Exercise directions:
Once every line in the data below has been checked for "section", give the number of lines that hold it, and only that.
■ ■ ■ ■
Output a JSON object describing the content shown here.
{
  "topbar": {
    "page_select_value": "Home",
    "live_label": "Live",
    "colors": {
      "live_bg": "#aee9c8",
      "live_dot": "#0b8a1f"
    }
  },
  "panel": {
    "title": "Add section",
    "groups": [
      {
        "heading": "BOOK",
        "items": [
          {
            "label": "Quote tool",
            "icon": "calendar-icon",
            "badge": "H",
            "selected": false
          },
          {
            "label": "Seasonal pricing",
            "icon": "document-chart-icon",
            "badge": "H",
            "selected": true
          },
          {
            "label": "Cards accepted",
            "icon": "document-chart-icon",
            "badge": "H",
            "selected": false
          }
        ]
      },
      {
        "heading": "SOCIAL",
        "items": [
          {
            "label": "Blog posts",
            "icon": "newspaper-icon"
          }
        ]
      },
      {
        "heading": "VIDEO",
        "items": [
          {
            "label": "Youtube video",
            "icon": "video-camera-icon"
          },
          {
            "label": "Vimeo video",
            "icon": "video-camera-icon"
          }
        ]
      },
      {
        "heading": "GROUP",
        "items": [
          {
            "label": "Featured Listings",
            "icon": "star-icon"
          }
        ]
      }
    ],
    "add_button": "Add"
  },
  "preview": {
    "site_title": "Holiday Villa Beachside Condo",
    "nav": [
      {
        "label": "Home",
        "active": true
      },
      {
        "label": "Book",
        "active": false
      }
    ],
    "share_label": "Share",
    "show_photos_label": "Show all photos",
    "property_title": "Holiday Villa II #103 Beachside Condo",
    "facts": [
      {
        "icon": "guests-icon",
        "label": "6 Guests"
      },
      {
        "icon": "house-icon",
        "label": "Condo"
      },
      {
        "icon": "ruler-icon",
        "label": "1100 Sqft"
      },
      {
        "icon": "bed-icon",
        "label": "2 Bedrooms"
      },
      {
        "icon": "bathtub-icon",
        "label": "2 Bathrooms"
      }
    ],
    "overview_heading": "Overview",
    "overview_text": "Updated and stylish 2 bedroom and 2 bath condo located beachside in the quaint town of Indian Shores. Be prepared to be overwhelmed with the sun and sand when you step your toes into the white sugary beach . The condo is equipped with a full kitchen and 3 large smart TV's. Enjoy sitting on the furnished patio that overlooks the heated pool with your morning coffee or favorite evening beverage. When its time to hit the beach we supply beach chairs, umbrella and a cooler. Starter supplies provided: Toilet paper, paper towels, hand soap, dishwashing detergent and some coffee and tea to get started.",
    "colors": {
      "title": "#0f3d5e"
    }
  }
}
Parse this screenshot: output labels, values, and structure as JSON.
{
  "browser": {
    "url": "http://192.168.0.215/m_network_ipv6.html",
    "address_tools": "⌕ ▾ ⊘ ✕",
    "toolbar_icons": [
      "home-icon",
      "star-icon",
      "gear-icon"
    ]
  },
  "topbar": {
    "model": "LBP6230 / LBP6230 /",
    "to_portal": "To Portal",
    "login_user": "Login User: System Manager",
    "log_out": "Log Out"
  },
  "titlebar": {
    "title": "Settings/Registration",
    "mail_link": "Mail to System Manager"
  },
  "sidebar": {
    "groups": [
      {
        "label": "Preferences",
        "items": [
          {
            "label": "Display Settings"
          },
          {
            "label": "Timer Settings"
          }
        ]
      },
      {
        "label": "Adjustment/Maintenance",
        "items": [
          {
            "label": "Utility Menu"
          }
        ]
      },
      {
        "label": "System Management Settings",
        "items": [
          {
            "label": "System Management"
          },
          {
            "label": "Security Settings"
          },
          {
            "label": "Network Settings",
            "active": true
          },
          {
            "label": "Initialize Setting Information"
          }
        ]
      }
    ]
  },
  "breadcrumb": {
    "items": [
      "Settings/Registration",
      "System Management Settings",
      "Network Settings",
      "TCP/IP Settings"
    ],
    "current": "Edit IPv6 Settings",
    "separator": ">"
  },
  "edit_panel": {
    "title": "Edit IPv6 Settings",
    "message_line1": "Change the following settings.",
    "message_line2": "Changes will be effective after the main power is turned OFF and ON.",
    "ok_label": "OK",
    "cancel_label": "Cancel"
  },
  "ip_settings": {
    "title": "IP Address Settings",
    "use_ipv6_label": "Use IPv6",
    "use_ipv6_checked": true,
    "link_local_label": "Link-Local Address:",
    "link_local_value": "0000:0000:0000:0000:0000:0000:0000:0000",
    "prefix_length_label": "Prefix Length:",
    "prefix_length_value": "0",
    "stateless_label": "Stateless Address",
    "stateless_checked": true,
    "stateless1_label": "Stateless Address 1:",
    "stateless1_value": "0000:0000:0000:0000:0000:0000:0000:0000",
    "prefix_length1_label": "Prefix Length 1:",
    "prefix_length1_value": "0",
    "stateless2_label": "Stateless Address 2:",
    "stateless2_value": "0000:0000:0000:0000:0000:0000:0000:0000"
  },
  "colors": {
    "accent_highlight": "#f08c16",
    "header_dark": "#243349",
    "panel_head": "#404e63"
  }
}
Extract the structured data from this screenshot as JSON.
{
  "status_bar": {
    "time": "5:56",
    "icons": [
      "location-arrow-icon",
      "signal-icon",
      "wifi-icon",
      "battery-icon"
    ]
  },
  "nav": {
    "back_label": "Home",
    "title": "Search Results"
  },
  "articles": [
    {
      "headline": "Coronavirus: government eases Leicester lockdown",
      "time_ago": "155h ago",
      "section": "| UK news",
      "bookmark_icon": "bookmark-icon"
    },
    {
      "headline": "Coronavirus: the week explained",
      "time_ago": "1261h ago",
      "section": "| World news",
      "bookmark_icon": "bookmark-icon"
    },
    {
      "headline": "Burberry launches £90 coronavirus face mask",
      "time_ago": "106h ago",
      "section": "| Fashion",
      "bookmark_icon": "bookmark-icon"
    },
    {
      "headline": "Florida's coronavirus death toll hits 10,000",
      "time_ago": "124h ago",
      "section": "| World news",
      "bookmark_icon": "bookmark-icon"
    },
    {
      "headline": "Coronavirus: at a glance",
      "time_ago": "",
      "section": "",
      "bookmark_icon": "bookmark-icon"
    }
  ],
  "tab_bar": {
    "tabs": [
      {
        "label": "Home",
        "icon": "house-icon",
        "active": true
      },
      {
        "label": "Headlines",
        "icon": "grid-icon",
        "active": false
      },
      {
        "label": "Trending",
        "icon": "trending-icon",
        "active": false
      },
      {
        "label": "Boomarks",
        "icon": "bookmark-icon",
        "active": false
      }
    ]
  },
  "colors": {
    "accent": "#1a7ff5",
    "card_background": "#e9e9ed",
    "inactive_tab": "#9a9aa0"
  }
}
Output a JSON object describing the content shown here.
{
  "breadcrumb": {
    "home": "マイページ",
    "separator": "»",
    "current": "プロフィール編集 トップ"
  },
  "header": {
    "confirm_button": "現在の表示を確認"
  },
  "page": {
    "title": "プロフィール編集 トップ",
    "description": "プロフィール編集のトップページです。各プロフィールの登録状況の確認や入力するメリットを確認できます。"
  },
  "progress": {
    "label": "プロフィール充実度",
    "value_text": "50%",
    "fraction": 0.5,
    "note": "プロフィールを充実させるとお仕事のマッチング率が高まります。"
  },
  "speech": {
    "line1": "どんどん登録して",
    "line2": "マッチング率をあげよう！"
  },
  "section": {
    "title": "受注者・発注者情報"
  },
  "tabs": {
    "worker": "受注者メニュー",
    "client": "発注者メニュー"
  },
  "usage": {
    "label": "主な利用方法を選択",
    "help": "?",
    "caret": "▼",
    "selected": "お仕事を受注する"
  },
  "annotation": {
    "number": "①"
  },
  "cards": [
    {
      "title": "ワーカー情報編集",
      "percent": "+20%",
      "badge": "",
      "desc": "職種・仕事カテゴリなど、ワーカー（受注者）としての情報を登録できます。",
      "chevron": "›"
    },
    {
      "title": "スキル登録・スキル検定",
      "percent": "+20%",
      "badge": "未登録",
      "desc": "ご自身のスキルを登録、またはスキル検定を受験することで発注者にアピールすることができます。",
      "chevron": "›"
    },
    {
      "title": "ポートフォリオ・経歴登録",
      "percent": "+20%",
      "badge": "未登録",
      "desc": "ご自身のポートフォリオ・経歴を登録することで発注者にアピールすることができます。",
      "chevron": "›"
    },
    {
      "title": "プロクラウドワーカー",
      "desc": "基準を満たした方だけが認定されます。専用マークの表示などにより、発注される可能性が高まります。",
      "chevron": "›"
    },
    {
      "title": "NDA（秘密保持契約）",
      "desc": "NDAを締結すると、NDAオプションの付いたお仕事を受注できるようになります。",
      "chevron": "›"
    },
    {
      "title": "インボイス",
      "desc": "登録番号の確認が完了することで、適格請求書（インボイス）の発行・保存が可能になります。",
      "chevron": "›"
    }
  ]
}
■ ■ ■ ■
Exercise solution:
7